-- Material provided follows --
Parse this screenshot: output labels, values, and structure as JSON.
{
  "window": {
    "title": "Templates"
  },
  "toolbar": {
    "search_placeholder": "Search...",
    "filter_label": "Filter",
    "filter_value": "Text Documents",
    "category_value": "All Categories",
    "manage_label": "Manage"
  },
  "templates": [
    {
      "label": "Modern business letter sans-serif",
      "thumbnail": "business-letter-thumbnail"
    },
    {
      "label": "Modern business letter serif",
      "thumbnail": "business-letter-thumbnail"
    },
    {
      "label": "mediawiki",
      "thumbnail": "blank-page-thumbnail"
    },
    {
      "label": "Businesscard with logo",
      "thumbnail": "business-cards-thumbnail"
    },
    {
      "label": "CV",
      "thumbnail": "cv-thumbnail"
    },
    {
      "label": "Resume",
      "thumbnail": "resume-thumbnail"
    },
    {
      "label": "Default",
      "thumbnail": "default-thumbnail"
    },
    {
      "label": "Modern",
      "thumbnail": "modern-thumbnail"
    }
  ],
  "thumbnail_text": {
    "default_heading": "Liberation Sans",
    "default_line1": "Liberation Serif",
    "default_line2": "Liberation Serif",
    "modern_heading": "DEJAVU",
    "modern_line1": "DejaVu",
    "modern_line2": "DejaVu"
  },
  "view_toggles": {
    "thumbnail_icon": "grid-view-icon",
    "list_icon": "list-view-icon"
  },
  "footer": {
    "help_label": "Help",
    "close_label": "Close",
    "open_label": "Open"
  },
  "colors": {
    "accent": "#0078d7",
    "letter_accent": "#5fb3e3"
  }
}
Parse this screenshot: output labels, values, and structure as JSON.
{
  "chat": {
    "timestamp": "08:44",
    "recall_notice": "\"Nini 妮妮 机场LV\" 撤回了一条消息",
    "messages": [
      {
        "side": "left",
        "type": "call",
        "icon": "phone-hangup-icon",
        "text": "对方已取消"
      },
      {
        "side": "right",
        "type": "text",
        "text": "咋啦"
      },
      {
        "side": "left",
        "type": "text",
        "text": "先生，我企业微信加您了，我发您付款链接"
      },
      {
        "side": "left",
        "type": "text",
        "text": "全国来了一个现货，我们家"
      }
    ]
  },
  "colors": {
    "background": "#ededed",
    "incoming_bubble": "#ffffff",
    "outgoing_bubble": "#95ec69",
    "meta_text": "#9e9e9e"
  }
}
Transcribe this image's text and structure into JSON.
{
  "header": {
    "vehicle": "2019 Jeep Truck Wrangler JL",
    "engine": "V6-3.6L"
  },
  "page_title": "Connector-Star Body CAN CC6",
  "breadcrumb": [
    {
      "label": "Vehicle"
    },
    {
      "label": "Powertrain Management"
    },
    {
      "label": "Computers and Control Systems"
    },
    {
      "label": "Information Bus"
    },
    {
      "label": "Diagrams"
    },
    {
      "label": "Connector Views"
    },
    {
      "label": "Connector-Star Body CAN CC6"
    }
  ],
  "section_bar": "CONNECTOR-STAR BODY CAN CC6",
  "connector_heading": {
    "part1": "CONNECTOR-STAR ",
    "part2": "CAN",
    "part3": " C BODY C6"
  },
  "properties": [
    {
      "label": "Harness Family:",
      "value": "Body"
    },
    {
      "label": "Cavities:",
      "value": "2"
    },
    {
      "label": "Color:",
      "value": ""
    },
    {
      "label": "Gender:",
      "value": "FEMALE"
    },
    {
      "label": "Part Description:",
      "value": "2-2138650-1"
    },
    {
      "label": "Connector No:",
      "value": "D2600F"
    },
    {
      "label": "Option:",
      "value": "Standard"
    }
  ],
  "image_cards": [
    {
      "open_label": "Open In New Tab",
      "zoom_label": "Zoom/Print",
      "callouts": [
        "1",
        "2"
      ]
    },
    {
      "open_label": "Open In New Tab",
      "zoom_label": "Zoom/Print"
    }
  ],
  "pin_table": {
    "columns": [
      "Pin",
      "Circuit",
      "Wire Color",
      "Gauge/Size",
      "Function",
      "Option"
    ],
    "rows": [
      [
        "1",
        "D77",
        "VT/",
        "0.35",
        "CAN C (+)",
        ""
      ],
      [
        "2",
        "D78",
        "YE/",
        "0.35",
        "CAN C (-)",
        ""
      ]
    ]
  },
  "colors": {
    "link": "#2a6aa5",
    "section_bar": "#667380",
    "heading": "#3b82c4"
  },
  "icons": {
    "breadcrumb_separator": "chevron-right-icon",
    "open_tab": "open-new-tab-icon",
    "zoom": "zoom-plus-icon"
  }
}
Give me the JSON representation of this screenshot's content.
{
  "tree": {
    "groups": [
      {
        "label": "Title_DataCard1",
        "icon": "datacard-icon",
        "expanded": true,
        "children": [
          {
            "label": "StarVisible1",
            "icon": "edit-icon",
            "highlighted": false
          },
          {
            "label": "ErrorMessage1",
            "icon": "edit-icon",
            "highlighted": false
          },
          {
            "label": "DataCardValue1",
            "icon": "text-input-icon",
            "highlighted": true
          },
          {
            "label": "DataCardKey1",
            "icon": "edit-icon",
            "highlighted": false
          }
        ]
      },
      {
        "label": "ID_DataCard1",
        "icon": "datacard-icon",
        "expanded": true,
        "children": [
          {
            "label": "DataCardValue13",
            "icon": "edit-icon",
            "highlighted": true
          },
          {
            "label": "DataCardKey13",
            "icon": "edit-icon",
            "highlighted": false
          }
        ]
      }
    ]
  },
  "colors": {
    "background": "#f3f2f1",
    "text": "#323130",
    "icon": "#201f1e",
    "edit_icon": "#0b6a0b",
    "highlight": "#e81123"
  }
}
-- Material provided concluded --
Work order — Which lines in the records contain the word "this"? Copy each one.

Answer —
Parse this screenshot: output labels, values, and structure as JSON.
Parse this screenshot: output labels, values, and structure as JSON.
Transcribe this image's text and structure into JSON.
Give me the JSON representation of this screenshot's content.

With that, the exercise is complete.